Cure for excessive Wall Street compensation: Price wars
Normally, the big investment banks would be salivating over the prospect of a $15 billion stock offering by General Motors, which by rights would generate $450 million in fees. But a funny thing happened on the way to this bonanza. Goldman Sachs -- convinced it was never going to be named lead underwriter because of its legal problems and its close ties to Ford -- decided to have some fun at its rivals' expense. Tossing aside Wall Street's most sacred commandment -- Thou Shall Not Undercut the Fee Structure -- Goldman offered to do the job for 0.75 percent of the stock sale, a quarter of the normal fee.
Sure enough, Goldman rivals Morgan Stanley and J.P. Morgan were offered the business. But the U.S. Treasury, which owns most of the stock that will be sold through the offering, insisted that the winners do it at the Goldman price. Given that the deal would almost certainly give them bragging rights as the top underwriters for the year, and given the public outcry that would have ensued if they had balked at giving a discount to the very same taxpayers who had just bailed them out, the Morgan twins decided this was an offer they could not refuse.
This story, first reported by Bloomberg News and confirmed by several government and Wall Street sources, goes a long way in explaining why so many people on Wall Street get paid so much more than everyone else. A handful of established firms control access to global financial markets and use this power to extract monopoly-like profits and funnel them to their executives and employees.
The reason for the lack of price competition is pretty simple: The banks know that if they start offering big discounts, all their rivals will be forced to do the same. In the end none of them would gain a competitive advantage, but all of them would wind up with less money. The only winner from a price war would be their customers.
This kind of cozy competition only works in markets where it is virtually impossible for upstart firms to gain a foothold by offering a lower price.
Size is part of it: An investment bank has to be big enough and have strong enough relationships with thousands of institutional investors and money managers to be able to market large stock and bond offerings in a matter of days.
Given the huge sums of money that are raised through these offerings, it may seem silly for a company to try to save a few million dollars in fees by eschewing the established players, who invariably claim they are so much wiser and more experienced that they will be able to get an extra 50 cents for each share of stock or shave the interest rate on a bond by an eighth of a percentage point. There's no way to prove they are right, but there's no way to disprove it either -- and surely nobody's ever been fired for going with Goldman Sachs.
So what we have is a suspicious consistency in IPO fees: 6 to 7 percent for deals of less than $200 million, 4 to 5 percent for moderate priced deals and 3 to 4 percent for those over $1 billion. Most of the fees go to the lead underwriters, with the rest scattered among the losers of each beauty contest. The fee pot is divided in three: Twenty percent is an underwriting fee for the banks' guarantee that they will buy the entire issue even if nobody else will. That was once an important consideration, but in today's markets, the investment banks ensure that no IPO goes forward unless the entire offering is pre-sold. As a result, the underwriting fee is now a pure windfall.

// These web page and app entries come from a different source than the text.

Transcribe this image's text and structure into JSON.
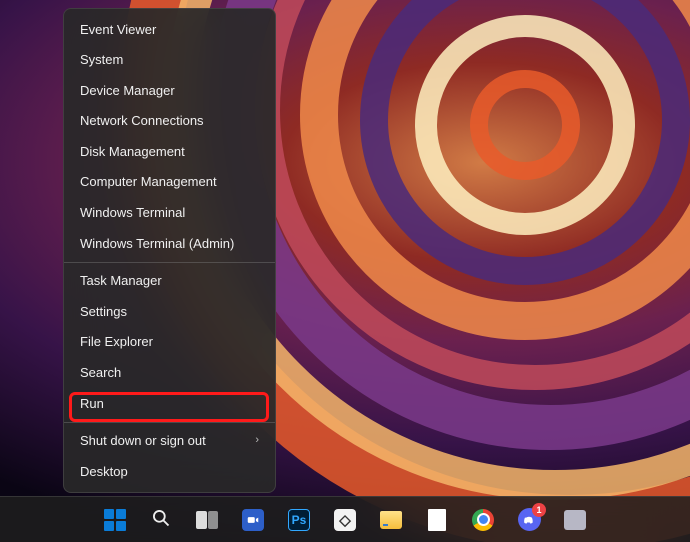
{
  "context_menu": {
    "groups": [
      {
        "items": [
          {
            "label": "Event Viewer",
            "submenu": false
          },
          {
            "label": "System",
            "submenu": false
          },
          {
            "label": "Device Manager",
            "submenu": false
          },
          {
            "label": "Network Connections",
            "submenu": false
          },
          {
            "label": "Disk Management",
            "submenu": false
          },
          {
            "label": "Computer Management",
            "submenu": false
          },
          {
            "label": "Windows Terminal",
            "submenu": false
          },
          {
            "label": "Windows Terminal (Admin)",
            "submenu": false
          }
        ]
      },
      {
        "items": [
          {
            "label": "Task Manager",
            "submenu": false
          },
          {
            "label": "Settings",
            "submenu": false
          },
          {
            "label": "File Explorer",
            "submenu": false
          },
          {
            "label": "Search",
            "submenu": false
          },
          {
            "label": "Run",
            "submenu": false,
            "highlighted": true
          }
        ]
      },
      {
        "items": [
          {
            "label": "Shut down or sign out",
            "submenu": true
          },
          {
            "label": "Desktop",
            "submenu": false
          }
        ]
      }
    ]
  },
  "taskbar": {
    "items": [
      {
        "name": "start-button",
        "icon": "start",
        "tooltip": "Start"
      },
      {
        "name": "search-button",
        "icon": "search",
        "tooltip": "Search"
      },
      {
        "name": "task-view-button",
        "icon": "taskview",
        "tooltip": "Task View"
      },
      {
        "name": "zoom-app",
        "icon": "zoom",
        "tooltip": "Zoom"
      },
      {
        "name": "photoshop-app",
        "icon": "ps",
        "tooltip": "Adobe Photoshop",
        "label": "Ps"
      },
      {
        "name": "roblox-app",
        "icon": "roblox",
        "tooltip": "Roblox"
      },
      {
        "name": "file-explorer-app",
        "icon": "folder",
        "tooltip": "File Explorer"
      },
      {
        "name": "document-app",
        "icon": "doc",
        "tooltip": "Document"
      },
      {
        "name": "chrome-app",
        "icon": "chrome",
        "tooltip": "Google Chrome"
      },
      {
        "name": "discord-app",
        "icon": "discord",
        "tooltip": "Discord",
        "badge": "1"
      },
      {
        "name": "misc-app",
        "icon": "generic",
        "tooltip": "Application"
      }
    ]
  },
  "highlight": {
    "target_label": "Run",
    "color": "#ff1a1a"
  }
}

Sixty percent of the fee represents a sales commission, which also turns into something of a game, particularly when it involves highly desired shares of well-known companies such as GM. Since all the major investment banks have relationships with all the major institutional buyers, it's hard to say which sales force actually makes the sale. So once Fidelity or TIAA decide how many shares they want to buy, they can divide the commission among the investment banks any way they choose. In the end, the division has more to do with relationships and favors and thinly disguised kickbacks than how much work is done or how much skill is involved.

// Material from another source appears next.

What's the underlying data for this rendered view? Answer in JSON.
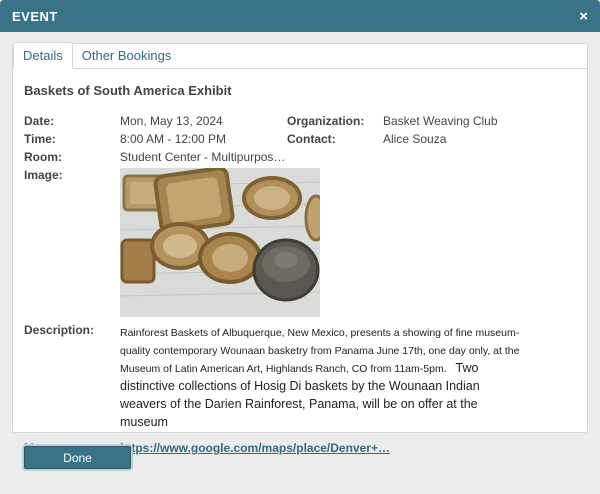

The final 20 percent is the management fee, which goes exclusively to lead underwriters. This is for helping to prepare the prospectus, organizing the 10-day road show to market the issue to prospective buyers, keeping the order book and advising the company on the offering's price and size. For a big deal such as the GM offering, it might involve incredibly intense work by as many as 30 professionals for as long as four months -- let's say, generously, 30,000 hours of work. On a $15 billion IPO, that works out to $3 million per banker, or $3,000 per hour worked.
In theory, it should be possible to raise money without paying such a hefty toll to Wall Street's gatekeepers. In some countries, new stock issues are sold through auctions that eliminate the need for large sales forces and their commissions. A few high-tech companies, including Google, successfully used such auctions here, but Wall Street has somehow managed to convince corporate directors and executives that the renegades didn't get full price for their offerings.

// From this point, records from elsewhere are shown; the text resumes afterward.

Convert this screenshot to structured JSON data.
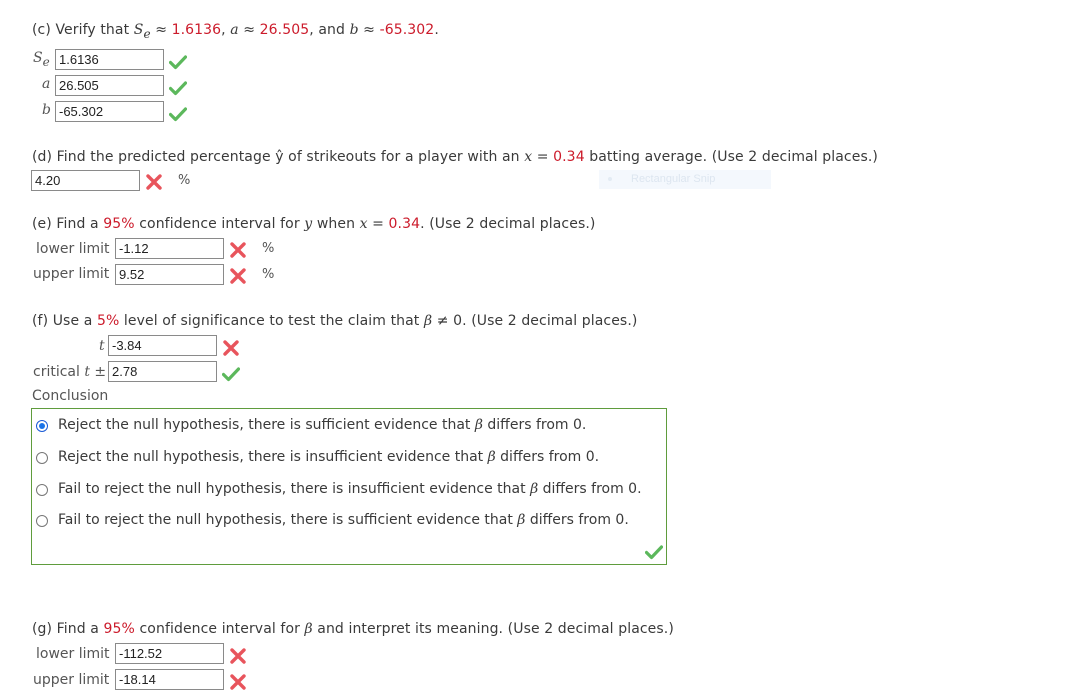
{
  "part_c": {
    "prefix": "(c) Verify that ",
    "se_symbol": "S",
    "se_sub": "e",
    "approx1": " ≈ ",
    "se_value": "1.6136",
    "sep1": ", ",
    "a_symbol": "a",
    "approx2": " ≈ ",
    "a_value": "26.505",
    "sep2": ", and ",
    "b_symbol": "b",
    "approx3": " ≈ ",
    "b_value": "-65.302",
    "end": ".",
    "fields": [
      {
        "label": "S",
        "sub": "e",
        "value": "1.6136",
        "status": "correct"
      },
      {
        "label": "a",
        "value": "26.505",
        "status": "correct"
      },
      {
        "label": "b",
        "value": "-65.302",
        "status": "correct"
      }
    ]
  },
  "part_d": {
    "prefix": "(d) Find the predicted percentage ",
    "yhat": "ŷ",
    "middle": " of strikeouts for a player with an ",
    "x_symbol": "x",
    "eq": " = ",
    "x_value": "0.34",
    "suffix": " batting average. (Use 2 decimal places.)",
    "field": {
      "value": "4.20",
      "status": "incorrect",
      "unit": "%"
    }
  },
  "snip_overlay": {
    "label": "Rectangular Snip"
  },
  "part_e": {
    "prefix": "(e) Find a ",
    "conf": "95%",
    "middle": " confidence interval for ",
    "y_symbol": "y",
    "when": " when ",
    "x_symbol": "x",
    "eq": " = ",
    "x_value": "0.34",
    "suffix": ". (Use 2 decimal places.)",
    "fields": [
      {
        "label": "lower limit",
        "value": "-1.12",
        "status": "incorrect",
        "unit": "%"
      },
      {
        "label": "upper limit",
        "value": "9.52",
        "status": "incorrect",
        "unit": "%"
      }
    ]
  },
  "part_f": {
    "prefix": "(f) Use a ",
    "level": "5%",
    "middle": " level of significance to test the claim that ",
    "beta": "β",
    "suffix": " ≠ 0. (Use 2 decimal places.)",
    "t_label": "t",
    "t_value": "-3.84",
    "t_status": "incorrect",
    "crit_label_pre": "critical ",
    "crit_t": "t",
    "crit_pm": " ±",
    "crit_value": "2.78",
    "crit_status": "correct",
    "conclusion_label": "Conclusion",
    "options": [
      {
        "pre": "Reject the null hypothesis, there is sufficient evidence that ",
        "beta": "β",
        "post": " differs from 0.",
        "selected": true
      },
      {
        "pre": "Reject the null hypothesis, there is insufficient evidence that ",
        "beta": "β",
        "post": " differs from 0.",
        "selected": false
      },
      {
        "pre": "Fail to reject the null hypothesis, there is insufficient evidence that ",
        "beta": "β",
        "post": " differs from 0.",
        "selected": false
      },
      {
        "pre": "Fail to reject the null hypothesis, there is sufficient evidence that ",
        "beta": "β",
        "post": " differs from 0.",
        "selected": false
      }
    ],
    "conclusion_status": "correct"
  },
  "part_g": {
    "prefix": "(g) Find a ",
    "conf": "95%",
    "middle": " confidence interval for ",
    "beta": "β",
    "suffix": " and interpret its meaning. (Use 2 decimal places.)",
    "fields": [
      {
        "label": "lower limit",
        "value": "-112.52",
        "status": "incorrect"
      },
      {
        "label": "upper limit",
        "value": "-18.14",
        "status": "incorrect"
      }
    ]
  },
  "colors": {
    "highlight_red": "#cc1b2b",
    "check_green": "#5cb85c",
    "cross_red": "#e8545c",
    "box_border": "#5f9c3d",
    "radio_selected": "#1a73e8"
  }
}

Moreover, now that banking and investment banking are done under the same roof, companies might worry that their reward for squeezing investment banking fees will simply be higher costs for their loans. It is probably no coincidence that the same firms that are underwriting GM's stock issue have also agreed to provide the carmaker with a $5 billion revolving credit facility, one that reportedly involves relatively high fees.
There's nothing about excessive compensation on Wall Street that can't be cured by some old-fashioned price competition -- reduce the fees and the trading profits and the bonuses will follow. All it would require is a determination by major companies to drive as hard a bargain on behalf of their shareholders as the Treasury has now done on behalf of taxpayers.